The record had been printed.

Mr. Joseph Casey, in support of the motion:

The decree below is not the subject of an appeal.

This court has decided, in Moses v. The Mayor, and previously, that an appeal does not lie from an interlocutory decree dissolving an injunction, [1] or refusing one. [2]

In Thompson v. Dean, [3] it is held that no decree is final which does not dispose of the whole case.

Mr. A. P. Pittman, contra:

This motion is made on the sole ground that there was no such final judgment in the court below as to sanction an appeal here. But—

1. Will this court entertain the motion at all before the return day of the record? Certainly its general practice is not to entertain motions to dismiss before such time.

2. If it will thus entertain the motion, is service of a copy of the motion, unaccompanied by any brief or argument, upon the attorney of record in the Circuit Court, sufficient notice under the sixth rule, and the amendments to it made at December Term, 1871?

3. A reference to the notice served will show that all the parties defendant to the case in the lower court are not parties to this proceeding to dismiss. The marshal and attorney have received no notice, though they were parties defendant to the bill. The notice of the present motion was given to Wooldridge alone. Is it not necessary that the former two parties should join in this motion, equally so as if they prayed an appeal or writ of error? [4]

4. Finally, and as to the main point. Was not the decree of the court below, dissolving the injunction, such a judgment as could be appealed from to this court?

Where injunction is the sole equity of the bill and the only relief sought, an order of dissolution is such a final order as can be appealed from. This is the view taken by t e Supreme Court of Illinois. [5]

And this court have indicated a similar view. [6]

If Moses v. The Mayor, [7] have a contrary aspect, that case is distinguishable from this one. That case was an appeal from the judgment of a State Supreme Court revising and remanding the cause to the inferior State court.
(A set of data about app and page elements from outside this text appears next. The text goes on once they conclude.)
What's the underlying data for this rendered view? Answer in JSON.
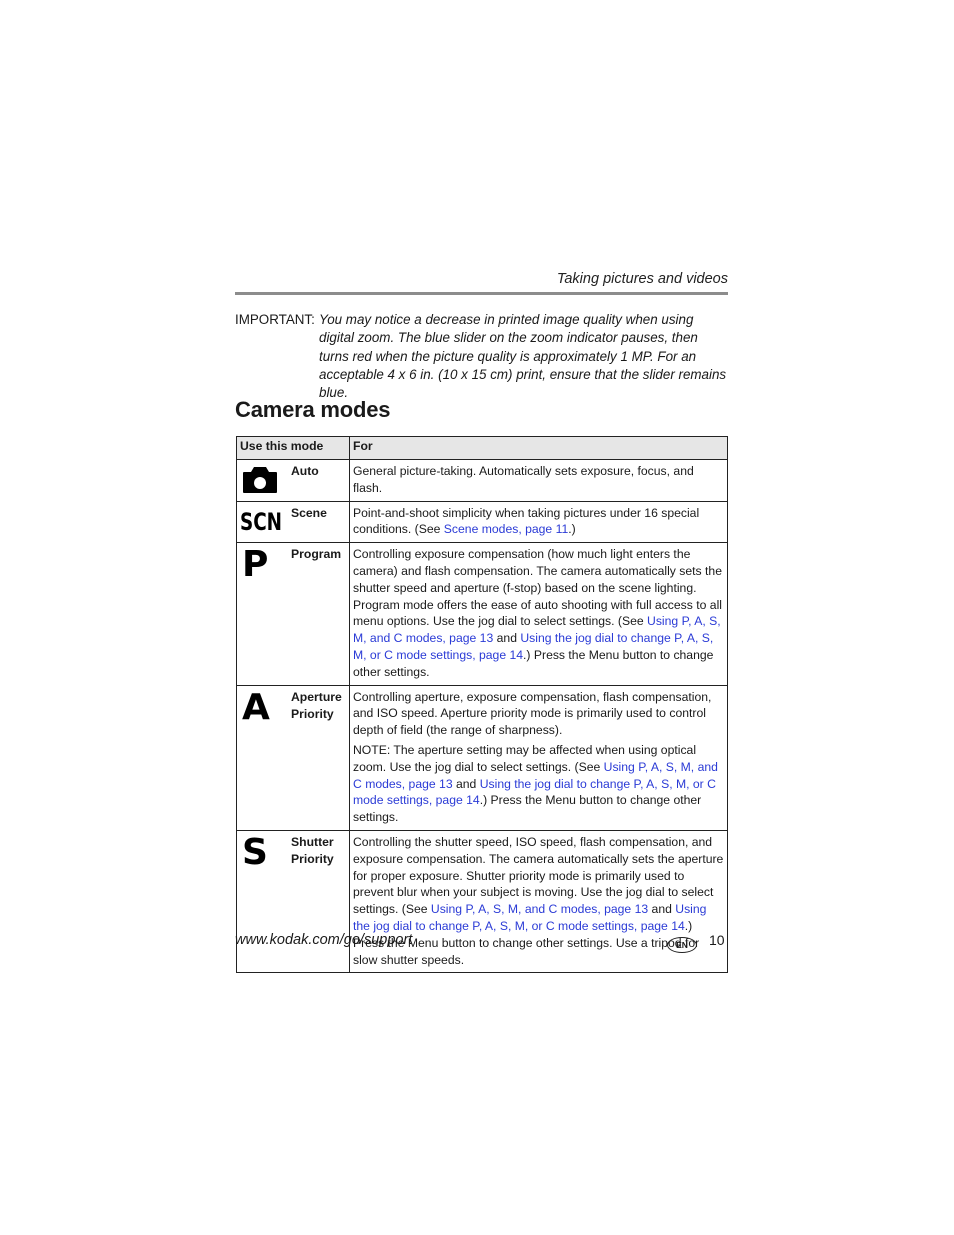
{
  "header": {
    "running_head": "Taking pictures and videos"
  },
  "important": {
    "label": "IMPORTANT:",
    "text": "You may notice a decrease in printed image quality when using digital zoom. The blue slider on the zoom indicator pauses, then turns red when the picture quality is approximately 1 MP. For an acceptable 4 x 6 in. (10 x 15 cm) print, ensure that the slider remains blue."
  },
  "section_title": "Camera modes",
  "table": {
    "headers": [
      "Use this mode",
      "For"
    ],
    "rows": [
      {
        "icon": "camera-icon",
        "mode_lines": [
          "Auto"
        ],
        "text": "General picture-taking. Automatically sets exposure, focus, and flash."
      },
      {
        "icon": "scn-icon",
        "icon_text": "SCN",
        "mode_lines": [
          "Scene"
        ],
        "text_before": "Point-and-shoot simplicity when taking pictures under 16 special conditions. (See ",
        "link1": "Scene modes, page 11",
        "text_after": ".)"
      },
      {
        "icon": "program-p-icon",
        "icon_text": "P",
        "mode_lines": [
          "Program"
        ],
        "text_before": "Controlling exposure compensation (how much light enters the camera) and flash compensation. The camera automatically sets the shutter speed and aperture (f-stop) based on the scene lighting. Program mode offers the ease of auto shooting with full access to all menu options. Use the jog dial to select settings. (See ",
        "link1": "Using P, A, S, M, and C modes, page 13",
        "mid": " and ",
        "link2": "Using the jog dial to change P, A, S, M, or C mode settings, page 14",
        "text_after": ".) Press the Menu button to change other settings."
      },
      {
        "icon": "aperture-a-icon",
        "icon_text": "A",
        "mode_lines": [
          "Aperture",
          "Priority"
        ],
        "text": "Controlling aperture, exposure compensation, flash compensation, and ISO speed. Aperture priority mode is primarily used to control depth of field (the range of sharpness).",
        "note_before": "NOTE: The aperture setting may be affected when using optical zoom. Use the jog dial to select settings. (See ",
        "link1": "Using P, A, S, M, and C modes, page 13",
        "mid": " and ",
        "link2": "Using the jog dial to change P, A, S, M, or C mode settings, page 14",
        "text_after": ".) Press the Menu button to change other settings."
      },
      {
        "icon": "shutter-s-icon",
        "icon_text": "S",
        "mode_lines": [
          "Shutter",
          "Priority"
        ],
        "text_before": "Controlling the shutter speed, ISO speed, flash compensation, and exposure compensation. The camera automatically sets the aperture for proper exposure. Shutter priority mode is primarily used to prevent blur when your subject is moving. Use the jog dial to select settings. (See ",
        "link1": "Using P, A, S, M, and C modes, page 13",
        "mid": " and ",
        "link2": "Using the jog dial to change P, A, S, M, or C mode settings, page 14",
        "text_after": ".) Press the Menu button to change other settings. Use a tripod for slow shutter speeds."
      }
    ]
  },
  "footer": {
    "url": "www.kodak.com/go/support",
    "language_badge": "EN",
    "page_number": "10"
  },
  "colors": {
    "link": "#2b3bd6",
    "header_bg": "#e6e6e6",
    "rule": "#8c8c8c"
  }
}
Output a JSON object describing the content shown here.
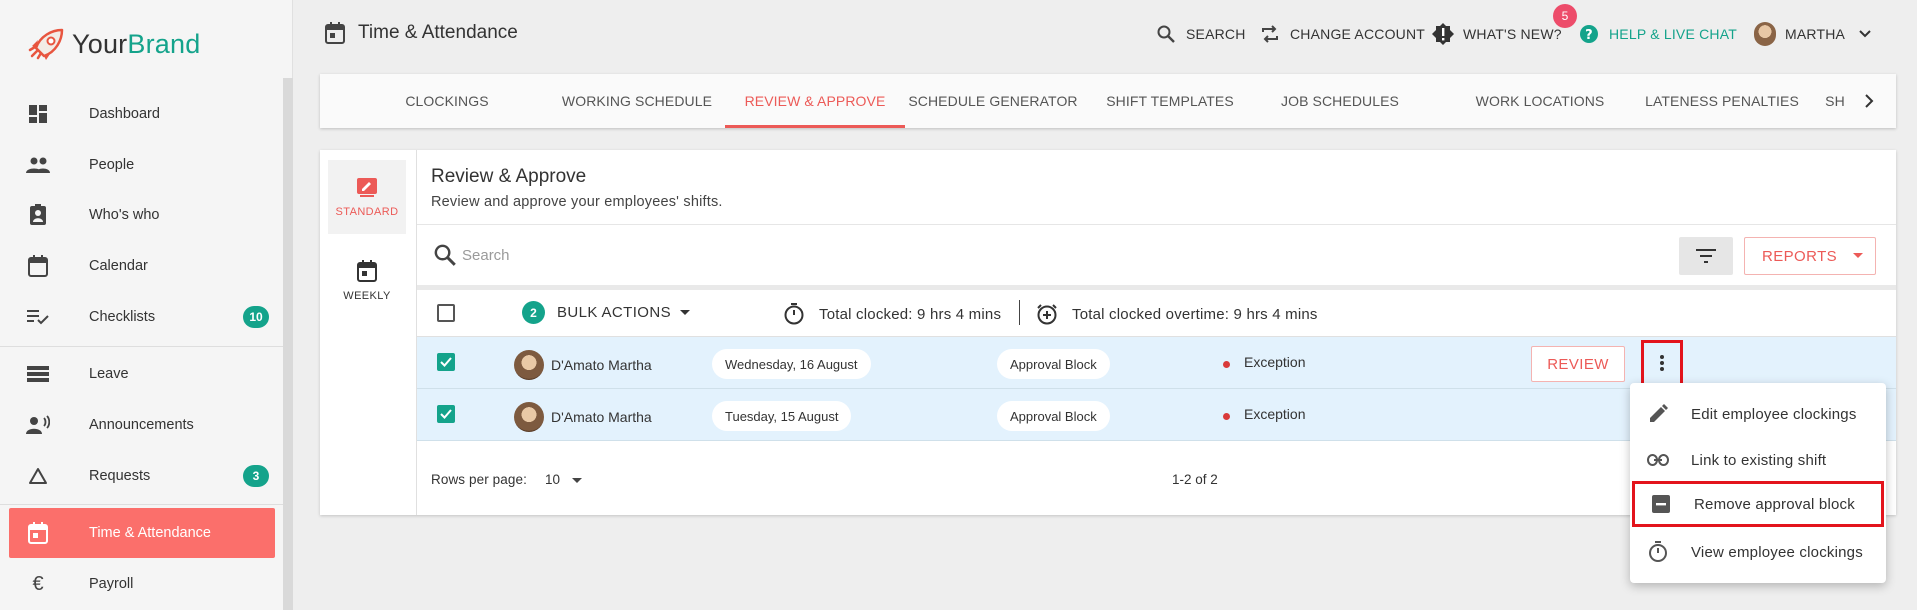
{
  "brand": {
    "prefix": "Your",
    "name": "Brand"
  },
  "sidebar": {
    "items": [
      {
        "label": "Dashboard",
        "icon": "dashboard-icon"
      },
      {
        "label": "People",
        "icon": "people-icon"
      },
      {
        "label": "Who's who",
        "icon": "contact-badge-icon"
      },
      {
        "label": "Calendar",
        "icon": "calendar-icon"
      },
      {
        "label": "Checklists",
        "icon": "checklist-icon",
        "badge": "10"
      },
      {
        "label": "Leave",
        "icon": "leave-icon"
      },
      {
        "label": "Announcements",
        "icon": "announcement-icon"
      },
      {
        "label": "Requests",
        "icon": "triangle-icon",
        "badge": "3"
      },
      {
        "label": "Time & Attendance",
        "icon": "calendar-today-icon",
        "active": true
      },
      {
        "label": "Payroll",
        "icon": "euro-icon"
      }
    ]
  },
  "topbar": {
    "title": "Time & Attendance",
    "search": "SEARCH",
    "change_account": "CHANGE ACCOUNT",
    "whats_new": "WHAT'S NEW?",
    "notif_count": "5",
    "help": "HELP & LIVE CHAT",
    "user": "MARTHA"
  },
  "tabs": [
    {
      "label": "CLOCKINGS"
    },
    {
      "label": "WORKING SCHEDULE"
    },
    {
      "label": "REVIEW & APPROVE",
      "active": true
    },
    {
      "label": "SCHEDULE GENERATOR"
    },
    {
      "label": "SHIFT TEMPLATES"
    },
    {
      "label": "JOB SCHEDULES"
    },
    {
      "label": "WORK LOCATIONS"
    },
    {
      "label": "LATENESS PENALTIES"
    },
    {
      "label": "SH"
    }
  ],
  "views": {
    "standard": "STANDARD",
    "weekly": "WEEKLY"
  },
  "main": {
    "title": "Review & Approve",
    "subtitle": "Review and approve your employees' shifts.",
    "search_placeholder": "Search",
    "reports": "REPORTS"
  },
  "bulk": {
    "count": "2",
    "label": "BULK ACTIONS",
    "total_clocked": "Total clocked: 9 hrs 4 mins",
    "total_overtime": "Total clocked overtime: 9 hrs 4 mins"
  },
  "rows": [
    {
      "name": "D'Amato Martha",
      "date": "Wednesday, 16 August",
      "block": "Approval Block",
      "status": "Exception",
      "action": "REVIEW"
    },
    {
      "name": "D'Amato Martha",
      "date": "Tuesday, 15 August",
      "block": "Approval Block",
      "status": "Exception"
    }
  ],
  "footer": {
    "rows_per_page": "Rows per page:",
    "rpp_value": "10",
    "range": "1-2 of 2"
  },
  "menu": [
    {
      "label": "Edit employee clockings",
      "icon": "pencil-icon"
    },
    {
      "label": "Link to existing shift",
      "icon": "link-icon"
    },
    {
      "label": "Remove approval block",
      "icon": "minus-box-icon",
      "highlighted": true
    },
    {
      "label": "View employee clockings",
      "icon": "stopwatch-icon"
    }
  ],
  "colors": {
    "accent": "#14a38b",
    "brand_red": "#ec5a57",
    "active_nav": "#fb6f6b",
    "highlight_box": "#e3141c",
    "row_bg": "#e3f2fd"
  }
}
This is an appeal from a decree of the Circuit Court finally disposing of the merits of controversy. The motion to dissolve was upon an answer which raised only a question of law. Nothing thus remained to be done except formally to dismiss the case for want of equity.

The CHIEF JUSTICE delivered the opinion of the court.

Notes Edit

  1. Young v. Grundy, 6 Cranch, 51; Moses v. The Mayor, 15 Wallace, 387.
  2. Gibbons v. Ogden, 6 Wheaton, 448; United States v. Clarke, 9 Peters, 168.
  3. 7 Wallace, 342; and see Railroad v. Bradleys, Ib. 577; Stovall v. Bank. 10 Id. 583; Wells v. McGregor, 13 Id. 188; Insurance Co. v. Barton, Ib. 603; St. Clair Co. v. Lovingston, 18 Id. 628.
  4. Williams v. Bank of the United States, 11 Wheaton, 414.
  5. Titus v. Mabee, 25 Illinois, 257.
  6. Thompson v. Dean, 7 Wallace, 342; Railroad Co. v. Bradley, Ib. 575; Stoval v. Bank, 10 Id. 583.
  7. 15 Wallace, 387.

This work is in the public domain in the United States because it is a work of the United States federal government (see 17 U.S.C. 105).

Public domainPublic domainfalsefalse